Dismiss Notice
Join Physics Forums Today!
The friendliest, high quality science and math community on the planet! Everyone who loves science is here!

An algebaic mistake?

  1. May 23, 2007 #1
    take the function: y = x^x
    if x<0; it is not defined.
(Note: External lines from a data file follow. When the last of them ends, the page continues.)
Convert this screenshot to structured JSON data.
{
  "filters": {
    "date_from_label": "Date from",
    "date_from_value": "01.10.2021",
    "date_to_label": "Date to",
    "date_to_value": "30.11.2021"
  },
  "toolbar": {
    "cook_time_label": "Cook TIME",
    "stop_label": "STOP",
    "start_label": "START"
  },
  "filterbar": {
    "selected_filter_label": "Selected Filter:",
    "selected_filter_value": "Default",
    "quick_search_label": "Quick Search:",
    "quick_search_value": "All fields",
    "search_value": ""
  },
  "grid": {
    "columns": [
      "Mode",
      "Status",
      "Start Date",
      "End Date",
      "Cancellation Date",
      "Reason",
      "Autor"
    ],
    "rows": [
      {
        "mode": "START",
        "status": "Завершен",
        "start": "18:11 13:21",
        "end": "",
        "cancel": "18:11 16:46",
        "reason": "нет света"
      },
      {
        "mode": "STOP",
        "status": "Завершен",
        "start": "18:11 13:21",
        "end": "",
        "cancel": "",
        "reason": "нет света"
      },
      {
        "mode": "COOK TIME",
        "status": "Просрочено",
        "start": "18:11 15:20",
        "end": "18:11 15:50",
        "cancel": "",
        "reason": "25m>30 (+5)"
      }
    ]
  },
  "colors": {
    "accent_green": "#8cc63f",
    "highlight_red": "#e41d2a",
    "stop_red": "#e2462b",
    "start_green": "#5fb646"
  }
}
However:
    take this example:
    therefore: y=(-3)^(-3)
    =1 / ( (-3)^3 )

    HOWEVER: y == e^(xln(x))
    ln(x) has a domain: {x>0, x e R}
    Thus in that respect when x=-3, it is undefined.

  2. jcsd
  3. May 23, 2007 #2
    I believe the identities for natural log are only valid for x>0.
  4. May 24, 2007 #3
    But then does taking logs on both sides technically invalid?
  5. May 24, 2007 #4
    taking the logarithms will immediately change the domain of the function . I can give a similar example:
    the domain of f(x)= sqrt[(x+1)/(x-1)] is different than the domain of g(x)=sqrt(x+1)/sqrt(x-1) . While the domain of f(x) is (1,infinty)union(-inf,-1)
    , the domain of g(x) is (1,inf) .
    This means certain mathematical operations may change the domain of the function like distributing the square root and taking the logarithms of both sides and it should be declared clearly the range of validity of this operation.
    Unfortunately this approach is not found in any engineering Mathematics book , since these books concentrate on the applications of a theory not the theory and the accompanying definitions.
Know someone interested in this topic? Share this thread via Reddit, Google+, Twitter, or Facebook